Appel served one term in the Iowa Senate before losing to far-right-winger Kent Sorenson — who now seems to have a major ethics problem related to his work for Michele Bachmann. If Appel runs, Senate Majority Leader Mike Gronstal and former Lieutenant Governor Sally Pederson — both prodigious fund-raisers — will co-chair the campaign, she told Cityview.
If Fred Hoiberg never wins another basketball game at Iowa State University, he’ll still get a raise of $100,000 annually until the end of his new contract on April 30, 2023. That would put his pay in that final year at $2,400,000. And if he never wins another game, ISU can’t fire him for having bad teams. According to the 10-year contract he signed that went into effect the first of this month, the popular coach can be terminated for cause — things like major crimes — but “cause” specifically does not include “team performance, including but not limited to the win-loss record or public unhappiness with win-loss record; or other general displeasure at the direction or success of the basketball program.”

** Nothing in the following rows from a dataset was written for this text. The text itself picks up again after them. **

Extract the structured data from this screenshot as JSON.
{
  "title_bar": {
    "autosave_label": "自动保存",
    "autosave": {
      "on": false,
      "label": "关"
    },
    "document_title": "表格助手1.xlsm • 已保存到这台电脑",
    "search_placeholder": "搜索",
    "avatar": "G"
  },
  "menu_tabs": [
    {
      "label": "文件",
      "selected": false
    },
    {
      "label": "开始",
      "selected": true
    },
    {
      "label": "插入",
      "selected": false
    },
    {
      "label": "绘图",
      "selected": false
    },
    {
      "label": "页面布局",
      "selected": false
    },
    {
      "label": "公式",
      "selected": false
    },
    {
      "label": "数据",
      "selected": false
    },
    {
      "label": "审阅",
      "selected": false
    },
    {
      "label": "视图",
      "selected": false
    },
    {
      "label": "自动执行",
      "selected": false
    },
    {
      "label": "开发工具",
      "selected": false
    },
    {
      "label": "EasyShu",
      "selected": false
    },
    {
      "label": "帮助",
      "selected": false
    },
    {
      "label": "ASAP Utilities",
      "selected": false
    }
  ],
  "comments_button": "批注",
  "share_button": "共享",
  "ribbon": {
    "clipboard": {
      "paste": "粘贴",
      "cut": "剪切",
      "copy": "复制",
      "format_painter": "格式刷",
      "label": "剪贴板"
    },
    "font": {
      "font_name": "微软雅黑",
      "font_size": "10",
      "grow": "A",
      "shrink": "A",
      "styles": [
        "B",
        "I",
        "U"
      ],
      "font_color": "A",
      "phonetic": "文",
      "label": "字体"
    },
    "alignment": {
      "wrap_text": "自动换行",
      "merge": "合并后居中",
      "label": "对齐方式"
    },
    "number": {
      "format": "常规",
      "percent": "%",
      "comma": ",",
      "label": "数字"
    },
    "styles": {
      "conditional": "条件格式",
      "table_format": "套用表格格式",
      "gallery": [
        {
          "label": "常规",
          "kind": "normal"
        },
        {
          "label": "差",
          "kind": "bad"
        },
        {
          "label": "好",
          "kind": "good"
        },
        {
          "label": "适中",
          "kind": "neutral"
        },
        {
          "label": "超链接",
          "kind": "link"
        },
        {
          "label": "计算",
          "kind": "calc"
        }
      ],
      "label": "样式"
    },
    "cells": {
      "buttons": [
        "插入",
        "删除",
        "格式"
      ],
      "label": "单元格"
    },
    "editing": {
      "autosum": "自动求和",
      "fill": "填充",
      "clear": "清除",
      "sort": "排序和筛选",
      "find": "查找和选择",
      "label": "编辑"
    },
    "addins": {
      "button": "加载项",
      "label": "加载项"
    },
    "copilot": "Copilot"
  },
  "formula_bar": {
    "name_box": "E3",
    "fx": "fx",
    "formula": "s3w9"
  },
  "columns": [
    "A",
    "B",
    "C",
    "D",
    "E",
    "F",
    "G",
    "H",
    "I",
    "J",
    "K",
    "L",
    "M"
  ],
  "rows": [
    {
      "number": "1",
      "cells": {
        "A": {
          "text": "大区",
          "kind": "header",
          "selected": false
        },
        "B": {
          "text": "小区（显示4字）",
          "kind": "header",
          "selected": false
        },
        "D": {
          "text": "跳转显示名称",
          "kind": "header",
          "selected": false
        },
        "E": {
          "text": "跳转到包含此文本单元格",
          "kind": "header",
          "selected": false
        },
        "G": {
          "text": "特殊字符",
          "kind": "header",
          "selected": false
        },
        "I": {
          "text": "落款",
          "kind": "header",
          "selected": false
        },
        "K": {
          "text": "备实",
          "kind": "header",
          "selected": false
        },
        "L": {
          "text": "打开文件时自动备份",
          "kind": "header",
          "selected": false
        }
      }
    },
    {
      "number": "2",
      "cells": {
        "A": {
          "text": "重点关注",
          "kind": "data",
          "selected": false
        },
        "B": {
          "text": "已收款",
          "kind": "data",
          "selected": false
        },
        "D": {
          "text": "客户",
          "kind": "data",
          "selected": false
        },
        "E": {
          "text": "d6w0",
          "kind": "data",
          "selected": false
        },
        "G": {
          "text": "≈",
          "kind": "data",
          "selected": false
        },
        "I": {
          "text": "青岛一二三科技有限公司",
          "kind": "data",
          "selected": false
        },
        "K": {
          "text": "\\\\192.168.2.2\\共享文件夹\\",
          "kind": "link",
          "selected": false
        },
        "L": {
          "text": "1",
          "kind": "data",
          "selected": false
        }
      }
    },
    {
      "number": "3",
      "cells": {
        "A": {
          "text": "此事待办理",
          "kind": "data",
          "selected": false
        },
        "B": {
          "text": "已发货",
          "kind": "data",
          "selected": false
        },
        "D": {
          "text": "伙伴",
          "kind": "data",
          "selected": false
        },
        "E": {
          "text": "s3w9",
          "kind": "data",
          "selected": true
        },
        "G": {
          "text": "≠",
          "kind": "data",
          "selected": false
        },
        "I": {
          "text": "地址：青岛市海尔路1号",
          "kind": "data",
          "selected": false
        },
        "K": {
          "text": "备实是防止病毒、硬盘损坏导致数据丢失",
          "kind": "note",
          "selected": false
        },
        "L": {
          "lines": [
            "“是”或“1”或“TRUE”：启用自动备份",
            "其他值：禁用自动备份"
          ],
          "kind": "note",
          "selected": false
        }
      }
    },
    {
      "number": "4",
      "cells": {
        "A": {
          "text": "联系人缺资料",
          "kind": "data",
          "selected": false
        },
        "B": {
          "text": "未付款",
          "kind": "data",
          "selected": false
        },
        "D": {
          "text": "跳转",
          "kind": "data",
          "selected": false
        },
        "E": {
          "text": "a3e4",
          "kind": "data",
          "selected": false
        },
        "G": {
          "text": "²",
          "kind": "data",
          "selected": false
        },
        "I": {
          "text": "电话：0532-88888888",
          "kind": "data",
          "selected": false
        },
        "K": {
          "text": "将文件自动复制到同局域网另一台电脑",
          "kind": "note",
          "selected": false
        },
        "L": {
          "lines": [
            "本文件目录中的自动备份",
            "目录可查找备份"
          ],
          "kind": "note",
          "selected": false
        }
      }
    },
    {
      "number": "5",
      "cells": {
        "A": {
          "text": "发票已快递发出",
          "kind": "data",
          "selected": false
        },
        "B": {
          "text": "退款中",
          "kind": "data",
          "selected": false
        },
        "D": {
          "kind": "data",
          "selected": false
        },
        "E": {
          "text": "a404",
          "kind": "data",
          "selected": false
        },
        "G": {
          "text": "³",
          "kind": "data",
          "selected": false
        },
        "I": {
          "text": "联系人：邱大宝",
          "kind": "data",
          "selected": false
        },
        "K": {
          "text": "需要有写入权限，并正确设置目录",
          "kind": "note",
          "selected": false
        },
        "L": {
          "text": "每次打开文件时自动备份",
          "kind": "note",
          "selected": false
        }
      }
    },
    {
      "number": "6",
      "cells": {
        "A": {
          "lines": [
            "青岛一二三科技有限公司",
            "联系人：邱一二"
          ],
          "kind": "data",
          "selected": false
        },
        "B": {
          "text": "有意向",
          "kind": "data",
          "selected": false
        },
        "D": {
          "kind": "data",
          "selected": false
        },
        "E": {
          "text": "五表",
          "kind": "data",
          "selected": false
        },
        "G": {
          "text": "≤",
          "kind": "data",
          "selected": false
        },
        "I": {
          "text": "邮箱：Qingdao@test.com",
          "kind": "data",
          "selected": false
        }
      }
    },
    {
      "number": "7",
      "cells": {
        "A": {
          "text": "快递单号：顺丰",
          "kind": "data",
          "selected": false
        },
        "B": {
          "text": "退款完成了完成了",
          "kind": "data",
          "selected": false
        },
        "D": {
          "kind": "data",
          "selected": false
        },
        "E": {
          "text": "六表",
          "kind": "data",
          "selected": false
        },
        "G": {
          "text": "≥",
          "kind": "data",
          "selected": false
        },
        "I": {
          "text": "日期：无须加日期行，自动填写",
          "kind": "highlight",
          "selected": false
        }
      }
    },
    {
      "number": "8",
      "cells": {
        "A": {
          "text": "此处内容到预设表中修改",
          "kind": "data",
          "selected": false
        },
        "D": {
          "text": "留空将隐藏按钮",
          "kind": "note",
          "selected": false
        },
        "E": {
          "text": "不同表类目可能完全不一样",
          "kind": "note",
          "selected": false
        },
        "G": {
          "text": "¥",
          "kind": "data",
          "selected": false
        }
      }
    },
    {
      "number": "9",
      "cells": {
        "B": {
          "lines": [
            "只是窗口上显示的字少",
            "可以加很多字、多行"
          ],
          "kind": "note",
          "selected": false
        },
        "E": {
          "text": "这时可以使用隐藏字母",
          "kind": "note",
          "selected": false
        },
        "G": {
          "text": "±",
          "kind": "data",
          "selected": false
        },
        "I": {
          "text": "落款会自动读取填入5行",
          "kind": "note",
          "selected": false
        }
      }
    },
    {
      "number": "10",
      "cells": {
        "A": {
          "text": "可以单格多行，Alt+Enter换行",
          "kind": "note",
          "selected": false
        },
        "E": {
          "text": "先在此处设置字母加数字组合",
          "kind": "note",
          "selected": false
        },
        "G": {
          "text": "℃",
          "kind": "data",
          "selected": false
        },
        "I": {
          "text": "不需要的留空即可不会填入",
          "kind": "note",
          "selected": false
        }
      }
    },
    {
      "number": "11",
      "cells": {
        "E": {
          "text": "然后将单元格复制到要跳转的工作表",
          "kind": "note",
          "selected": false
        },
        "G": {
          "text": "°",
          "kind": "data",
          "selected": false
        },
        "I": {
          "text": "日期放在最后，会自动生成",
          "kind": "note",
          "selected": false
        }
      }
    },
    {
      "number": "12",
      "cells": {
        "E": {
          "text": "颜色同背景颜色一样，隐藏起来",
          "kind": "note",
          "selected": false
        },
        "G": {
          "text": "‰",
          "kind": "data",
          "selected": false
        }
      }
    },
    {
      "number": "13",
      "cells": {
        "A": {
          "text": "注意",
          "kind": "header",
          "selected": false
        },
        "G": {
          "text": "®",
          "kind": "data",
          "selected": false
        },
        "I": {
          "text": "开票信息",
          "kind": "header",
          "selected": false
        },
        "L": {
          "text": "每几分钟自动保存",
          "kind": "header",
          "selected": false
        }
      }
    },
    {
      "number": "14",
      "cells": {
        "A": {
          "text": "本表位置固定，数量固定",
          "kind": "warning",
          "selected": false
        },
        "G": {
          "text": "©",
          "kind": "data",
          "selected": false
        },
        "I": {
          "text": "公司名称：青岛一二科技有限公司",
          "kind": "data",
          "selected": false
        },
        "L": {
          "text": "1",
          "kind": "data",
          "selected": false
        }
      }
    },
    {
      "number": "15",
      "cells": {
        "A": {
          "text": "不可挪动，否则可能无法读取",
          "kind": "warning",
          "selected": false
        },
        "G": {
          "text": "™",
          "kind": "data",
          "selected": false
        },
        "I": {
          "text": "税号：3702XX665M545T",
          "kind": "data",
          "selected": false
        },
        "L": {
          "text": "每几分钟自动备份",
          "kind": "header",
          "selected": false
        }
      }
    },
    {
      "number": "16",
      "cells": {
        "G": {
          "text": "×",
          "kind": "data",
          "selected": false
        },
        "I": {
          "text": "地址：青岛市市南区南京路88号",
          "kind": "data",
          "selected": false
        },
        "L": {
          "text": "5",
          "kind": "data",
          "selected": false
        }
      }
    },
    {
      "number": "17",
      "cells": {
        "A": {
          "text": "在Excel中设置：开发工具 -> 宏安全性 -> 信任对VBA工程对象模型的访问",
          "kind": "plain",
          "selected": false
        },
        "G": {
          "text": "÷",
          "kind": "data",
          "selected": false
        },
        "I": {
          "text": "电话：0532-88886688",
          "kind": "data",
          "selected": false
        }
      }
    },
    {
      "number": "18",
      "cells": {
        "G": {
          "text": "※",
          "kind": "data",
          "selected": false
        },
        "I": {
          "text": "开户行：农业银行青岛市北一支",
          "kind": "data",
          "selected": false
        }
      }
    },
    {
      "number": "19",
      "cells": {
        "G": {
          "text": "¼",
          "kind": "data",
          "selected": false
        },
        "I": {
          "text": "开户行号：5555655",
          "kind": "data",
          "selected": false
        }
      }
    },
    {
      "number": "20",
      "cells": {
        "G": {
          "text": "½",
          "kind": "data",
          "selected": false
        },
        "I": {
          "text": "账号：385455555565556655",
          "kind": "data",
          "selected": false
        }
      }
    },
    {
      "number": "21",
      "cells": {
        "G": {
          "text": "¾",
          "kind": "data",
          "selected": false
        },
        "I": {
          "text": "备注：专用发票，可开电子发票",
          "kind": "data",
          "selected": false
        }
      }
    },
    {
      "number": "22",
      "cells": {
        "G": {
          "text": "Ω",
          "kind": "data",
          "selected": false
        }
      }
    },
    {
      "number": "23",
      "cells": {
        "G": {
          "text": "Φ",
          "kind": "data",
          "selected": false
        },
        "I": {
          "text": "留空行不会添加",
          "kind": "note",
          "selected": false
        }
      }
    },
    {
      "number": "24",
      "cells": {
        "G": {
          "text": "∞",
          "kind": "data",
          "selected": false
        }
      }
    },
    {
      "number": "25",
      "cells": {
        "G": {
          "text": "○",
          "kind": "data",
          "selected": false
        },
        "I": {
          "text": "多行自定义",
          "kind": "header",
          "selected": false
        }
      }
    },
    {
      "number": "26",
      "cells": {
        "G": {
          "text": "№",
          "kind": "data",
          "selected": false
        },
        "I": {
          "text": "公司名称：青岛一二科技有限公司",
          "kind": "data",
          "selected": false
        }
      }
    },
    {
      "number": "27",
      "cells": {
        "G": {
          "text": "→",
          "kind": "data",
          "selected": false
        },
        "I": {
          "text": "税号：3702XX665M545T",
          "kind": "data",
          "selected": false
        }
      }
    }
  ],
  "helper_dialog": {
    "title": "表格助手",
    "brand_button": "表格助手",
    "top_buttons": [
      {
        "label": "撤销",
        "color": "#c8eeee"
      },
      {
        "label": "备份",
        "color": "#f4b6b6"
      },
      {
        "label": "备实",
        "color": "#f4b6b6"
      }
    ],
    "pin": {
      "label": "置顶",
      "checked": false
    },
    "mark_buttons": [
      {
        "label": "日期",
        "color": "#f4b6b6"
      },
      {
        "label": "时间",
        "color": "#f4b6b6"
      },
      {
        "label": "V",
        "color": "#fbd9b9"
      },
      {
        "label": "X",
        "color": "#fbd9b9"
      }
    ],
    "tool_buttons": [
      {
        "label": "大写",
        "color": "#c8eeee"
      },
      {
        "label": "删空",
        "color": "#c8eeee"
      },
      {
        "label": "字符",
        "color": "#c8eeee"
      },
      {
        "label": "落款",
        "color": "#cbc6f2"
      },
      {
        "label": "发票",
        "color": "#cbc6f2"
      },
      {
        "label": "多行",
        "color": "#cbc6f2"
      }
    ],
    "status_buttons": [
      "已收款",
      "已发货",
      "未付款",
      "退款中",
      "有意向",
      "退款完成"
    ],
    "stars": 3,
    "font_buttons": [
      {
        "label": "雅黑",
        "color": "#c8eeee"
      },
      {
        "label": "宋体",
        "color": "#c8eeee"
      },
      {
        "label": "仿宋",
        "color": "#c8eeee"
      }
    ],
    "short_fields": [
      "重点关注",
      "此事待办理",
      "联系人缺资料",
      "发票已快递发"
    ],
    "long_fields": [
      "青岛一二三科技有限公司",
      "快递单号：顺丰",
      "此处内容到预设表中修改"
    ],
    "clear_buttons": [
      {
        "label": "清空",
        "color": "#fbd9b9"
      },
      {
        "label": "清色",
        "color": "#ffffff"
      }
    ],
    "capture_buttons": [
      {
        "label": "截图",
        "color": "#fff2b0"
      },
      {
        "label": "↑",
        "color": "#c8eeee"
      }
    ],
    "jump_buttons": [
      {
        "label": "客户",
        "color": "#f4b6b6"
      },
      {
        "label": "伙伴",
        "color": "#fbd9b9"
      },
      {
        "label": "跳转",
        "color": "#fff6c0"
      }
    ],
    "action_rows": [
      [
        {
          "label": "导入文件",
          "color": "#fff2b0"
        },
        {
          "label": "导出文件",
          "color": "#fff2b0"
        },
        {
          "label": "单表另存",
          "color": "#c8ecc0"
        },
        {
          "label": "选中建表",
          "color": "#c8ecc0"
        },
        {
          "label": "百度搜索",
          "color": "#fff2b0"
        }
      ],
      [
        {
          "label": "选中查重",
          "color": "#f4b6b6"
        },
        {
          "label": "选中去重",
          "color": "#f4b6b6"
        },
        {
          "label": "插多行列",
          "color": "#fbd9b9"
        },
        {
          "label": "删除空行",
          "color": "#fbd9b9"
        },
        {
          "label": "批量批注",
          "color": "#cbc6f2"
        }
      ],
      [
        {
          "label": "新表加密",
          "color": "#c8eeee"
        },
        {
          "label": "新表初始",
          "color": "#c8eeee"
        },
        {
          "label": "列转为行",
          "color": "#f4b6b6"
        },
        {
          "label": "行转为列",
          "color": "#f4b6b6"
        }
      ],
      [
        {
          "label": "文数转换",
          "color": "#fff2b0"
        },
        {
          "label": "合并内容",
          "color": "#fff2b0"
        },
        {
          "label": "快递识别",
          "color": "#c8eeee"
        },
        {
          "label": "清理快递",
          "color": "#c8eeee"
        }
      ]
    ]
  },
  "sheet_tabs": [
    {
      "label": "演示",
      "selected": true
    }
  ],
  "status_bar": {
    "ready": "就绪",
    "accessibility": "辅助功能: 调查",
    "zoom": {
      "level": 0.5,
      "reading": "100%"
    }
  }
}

Of course, if he wins he gets all kinds of rewards, ranging from $25,000 for each victory in the NCAA tournament to $50,000 for getting into that tourney or for winning the Big 12 post-season tournament, to $100,000 each time ISU wins or ties for the conference regular-season tournament to $250,000 for getting into the Final Four.
If he quits to become head basketball coach at another Division I school, he has to pay ISU $2 million. If he quits to be head coach or general manager at a National Basketball Association team, he has to pay $500,000. But if he quits for any other reason, he can just walk away — to coach at a small school, to run for office, to go into business, to simply sit home and clip coupons. If he’s fired without cause, he collects immediately 60 percent of everything owed him until April 30, 2023.
But the ISU people did drive a hard bargain: While the contract does provide the coach with a car and initiation and annual membership dues at the Ames Country Club, the ISU negotiators drew a line in the sand and specifically will not pay for the “minimum food and beverage requirements” at the club. That’s $150 a quarter. CV